EXERCISE AIM:
With the pictures left out, restate every entry word for word.

DATA FOR THIS TASK:

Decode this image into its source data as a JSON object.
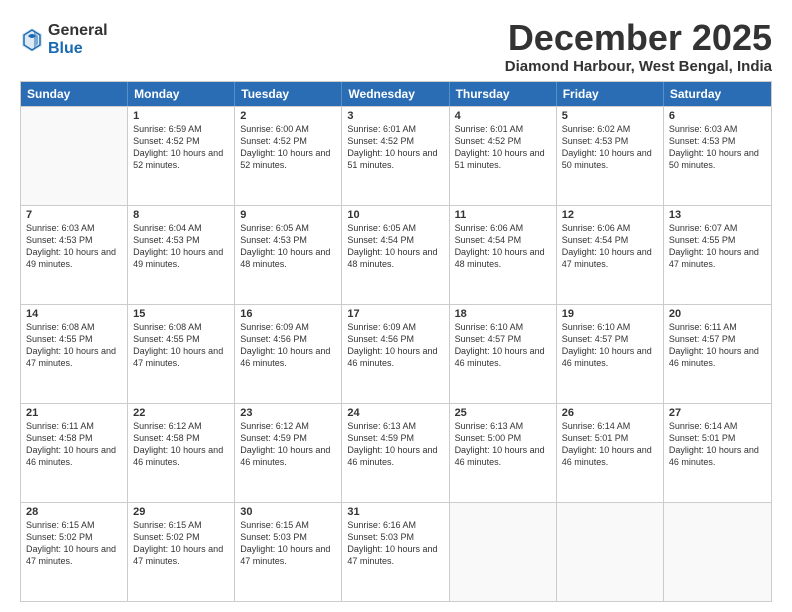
{
  "logo": {
    "general": "General",
    "blue": "Blue"
  },
  "title": "December 2025",
  "location": "Diamond Harbour, West Bengal, India",
  "days_of_week": [
    "Sunday",
    "Monday",
    "Tuesday",
    "Wednesday",
    "Thursday",
    "Friday",
    "Saturday"
  ],
  "weeks": [
    [
      {
        "day": "",
        "empty": true
      },
      {
        "day": "1",
        "sunrise": "6:59 AM",
        "sunset": "4:52 PM",
        "daylight": "10 hours and 52 minutes."
      },
      {
        "day": "2",
        "sunrise": "6:00 AM",
        "sunset": "4:52 PM",
        "daylight": "10 hours and 52 minutes."
      },
      {
        "day": "3",
        "sunrise": "6:01 AM",
        "sunset": "4:52 PM",
        "daylight": "10 hours and 51 minutes."
      },
      {
        "day": "4",
        "sunrise": "6:01 AM",
        "sunset": "4:52 PM",
        "daylight": "10 hours and 51 minutes."
      },
      {
        "day": "5",
        "sunrise": "6:02 AM",
        "sunset": "4:53 PM",
        "daylight": "10 hours and 50 minutes."
      },
      {
        "day": "6",
        "sunrise": "6:03 AM",
        "sunset": "4:53 PM",
        "daylight": "10 hours and 50 minutes."
      }
    ],
    [
      {
        "day": "7",
        "sunrise": "6:03 AM",
        "sunset": "4:53 PM",
        "daylight": "10 hours and 49 minutes."
      },
      {
        "day": "8",
        "sunrise": "6:04 AM",
        "sunset": "4:53 PM",
        "daylight": "10 hours and 49 minutes."
      },
      {
        "day": "9",
        "sunrise": "6:05 AM",
        "sunset": "4:53 PM",
        "daylight": "10 hours and 48 minutes."
      },
      {
        "day": "10",
        "sunrise": "6:05 AM",
        "sunset": "4:54 PM",
        "daylight": "10 hours and 48 minutes."
      },
      {
        "day": "11",
        "sunrise": "6:06 AM",
        "sunset": "4:54 PM",
        "daylight": "10 hours and 48 minutes."
      },
      {
        "day": "12",
        "sunrise": "6:06 AM",
        "sunset": "4:54 PM",
        "daylight": "10 hours and 47 minutes."
      },
      {
        "day": "13",
        "sunrise": "6:07 AM",
        "sunset": "4:55 PM",
        "daylight": "10 hours and 47 minutes."
      }
    ],
    [
      {
        "day": "14",
        "sunrise": "6:08 AM",
        "sunset": "4:55 PM",
        "daylight": "10 hours and 47 minutes."
      },
      {
        "day": "15",
        "sunrise": "6:08 AM",
        "sunset": "4:55 PM",
        "daylight": "10 hours and 47 minutes."
      },
      {
        "day": "16",
        "sunrise": "6:09 AM",
        "sunset": "4:56 PM",
        "daylight": "10 hours and 46 minutes."
      },
      {
        "day": "17",
        "sunrise": "6:09 AM",
        "sunset": "4:56 PM",
        "daylight": "10 hours and 46 minutes."
      },
      {
        "day": "18",
        "sunrise": "6:10 AM",
        "sunset": "4:57 PM",
        "daylight": "10 hours and 46 minutes."
      },
      {
        "day": "19",
        "sunrise": "6:10 AM",
        "sunset": "4:57 PM",
        "daylight": "10 hours and 46 minutes."
      },
      {
        "day": "20",
        "sunrise": "6:11 AM",
        "sunset": "4:57 PM",
        "daylight": "10 hours and 46 minutes."
      }
    ],
    [
      {
        "day": "21",
        "sunrise": "6:11 AM",
        "sunset": "4:58 PM",
        "daylight": "10 hours and 46 minutes."
      },
      {
        "day": "22",
        "sunrise": "6:12 AM",
        "sunset": "4:58 PM",
        "daylight": "10 hours and 46 minutes."
      },
      {
        "day": "23",
        "sunrise": "6:12 AM",
        "sunset": "4:59 PM",
        "daylight": "10 hours and 46 minutes."
      },
      {
        "day": "24",
        "sunrise": "6:13 AM",
        "sunset": "4:59 PM",
        "daylight": "10 hours and 46 minutes."
      },
      {
        "day": "25",
        "sunrise": "6:13 AM",
        "sunset": "5:00 PM",
        "daylight": "10 hours and 46 minutes."
      },
      {
        "day": "26",
        "sunrise": "6:14 AM",
        "sunset": "5:01 PM",
        "daylight": "10 hours and 46 minutes."
      },
      {
        "day": "27",
        "sunrise": "6:14 AM",
        "sunset": "5:01 PM",
        "daylight": "10 hours and 46 minutes."
      }
    ],
    [
      {
        "day": "28",
        "sunrise": "6:15 AM",
        "sunset": "5:02 PM",
        "daylight": "10 hours and 47 minutes."
      },
      {
        "day": "29",
        "sunrise": "6:15 AM",
        "sunset": "5:02 PM",
        "daylight": "10 hours and 47 minutes."
      },
      {
        "day": "30",
        "sunrise": "6:15 AM",
        "sunset": "5:03 PM",
        "daylight": "10 hours and 47 minutes."
      },
      {
        "day": "31",
        "sunrise": "6:16 AM",
        "sunset": "5:03 PM",
        "daylight": "10 hours and 47 minutes."
      },
      {
        "day": "",
        "empty": true
      },
      {
        "day": "",
        "empty": true
      },
      {
        "day": "",
        "empty": true
      }
    ]
  ]
}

RESULT FOR THIS EXERCISE:
Decode this image into its source data as a JSON object.
{
  "logo": {
    "general": "General",
    "blue": "Blue"
  },
  "title": "December 2025",
  "location": "Diamond Harbour, West Bengal, India",
  "days_of_week": [
    "Sunday",
    "Monday",
    "Tuesday",
    "Wednesday",
    "Thursday",
    "Friday",
    "Saturday"
  ],
  "weeks": [
    [
      {
        "day": "",
        "empty": true
      },
      {
        "day": "1",
        "sunrise": "6:59 AM",
        "sunset": "4:52 PM",
        "daylight": "10 hours and 52 minutes."
      },
      {
        "day": "2",
        "sunrise": "6:00 AM",
        "sunset": "4:52 PM",
        "daylight": "10 hours and 52 minutes."
      },
      {
        "day": "3",
        "sunrise": "6:01 AM",
        "sunset": "4:52 PM",
        "daylight": "10 hours and 51 minutes."
      },
      {
        "day": "4",
        "sunrise": "6:01 AM",
        "sunset": "4:52 PM",
        "daylight": "10 hours and 51 minutes."
      },
      {
        "day": "5",
        "sunrise": "6:02 AM",
        "sunset": "4:53 PM",
        "daylight": "10 hours and 50 minutes."
      },
      {
        "day": "6",
        "sunrise": "6:03 AM",
        "sunset": "4:53 PM",
        "daylight": "10 hours and 50 minutes."
      }
    ],
    [
      {
        "day": "7",
        "sunrise": "6:03 AM",
        "sunset": "4:53 PM",
        "daylight": "10 hours and 49 minutes."
      },
      {
        "day": "8",
        "sunrise": "6:04 AM",
        "sunset": "4:53 PM",
        "daylight": "10 hours and 49 minutes."
      },
      {
        "day": "9",
        "sunrise": "6:05 AM",
        "sunset": "4:53 PM",
        "daylight": "10 hours and 48 minutes."
      },
      {
        "day": "10",
        "sunrise": "6:05 AM",
        "sunset": "4:54 PM",
        "daylight": "10 hours and 48 minutes."
      },
      {
        "day": "11",
        "sunrise": "6:06 AM",
        "sunset": "4:54 PM",
        "daylight": "10 hours and 48 minutes."
      },
      {
        "day": "12",
        "sunrise": "6:06 AM",
        "sunset": "4:54 PM",
        "daylight": "10 hours and 47 minutes."
      },
      {
        "day": "13",
        "sunrise": "6:07 AM",
        "sunset": "4:55 PM",
        "daylight": "10 hours and 47 minutes."
      }
    ],
    [
      {
        "day": "14",
        "sunrise": "6:08 AM",
        "sunset": "4:55 PM",
        "daylight": "10 hours and 47 minutes."
      },
      {
        "day": "15",
        "sunrise": "6:08 AM",
        "sunset": "4:55 PM",
        "daylight": "10 hours and 47 minutes."
      },
      {
        "day": "16",
        "sunrise": "6:09 AM",
        "sunset": "4:56 PM",
        "daylight": "10 hours and 46 minutes."
      },
      {
        "day": "17",
        "sunrise": "6:09 AM",
        "sunset": "4:56 PM",
        "daylight": "10 hours and 46 minutes."
      },
      {
        "day": "18",
        "sunrise": "6:10 AM",
        "sunset": "4:57 PM",
        "daylight": "10 hours and 46 minutes."
      },
      {
        "day": "19",
        "sunrise": "6:10 AM",
        "sunset": "4:57 PM",
        "daylight": "10 hours and 46 minutes."
      },
      {
        "day": "20",
        "sunrise": "6:11 AM",
        "sunset": "4:57 PM",
        "daylight": "10 hours and 46 minutes."
      }
    ],
    [
      {
        "day": "21",
        "sunrise": "6:11 AM",
        "sunset": "4:58 PM",
        "daylight": "10 hours and 46 minutes."
      },
      {
        "day": "22",
        "sunrise": "6:12 AM",
        "sunset": "4:58 PM",
        "daylight": "10 hours and 46 minutes."
      },
      {
        "day": "23",
        "sunrise": "6:12 AM",
        "sunset": "4:59 PM",
        "daylight": "10 hours and 46 minutes."
      },
      {
        "day": "24",
        "sunrise": "6:13 AM",
        "sunset": "4:59 PM",
        "daylight": "10 hours and 46 minutes."
      },
      {
        "day": "25",
        "sunrise": "6:13 AM",
        "sunset": "5:00 PM",
        "daylight": "10 hours and 46 minutes."
      },
      {
        "day": "26",
        "sunrise": "6:14 AM",
        "sunset": "5:01 PM",
        "daylight": "10 hours and 46 minutes."
      },
      {
        "day": "27",
        "sunrise": "6:14 AM",
        "sunset": "5:01 PM",
        "daylight": "10 hours and 46 minutes."
      }
    ],
    [
      {
        "day": "28",
        "sunrise": "6:15 AM",
        "sunset": "5:02 PM",
        "daylight": "10 hours and 47 minutes."
      },
      {
        "day": "29",
        "sunrise": "6:15 AM",
        "sunset": "5:02 PM",
        "daylight": "10 hours and 47 minutes."
      },
      {
        "day": "30",
        "sunrise": "6:15 AM",
        "sunset": "5:03 PM",
        "daylight": "10 hours and 47 minutes."
      },
      {
        "day": "31",
        "sunrise": "6:16 AM",
        "sunset": "5:03 PM",
        "daylight": "10 hours and 47 minutes."
      },
      {
        "day": "",
        "empty": true
      },
      {
        "day": "",
        "empty": true
      },
      {
        "day": "",
        "empty": true
      }
    ]
  ]
}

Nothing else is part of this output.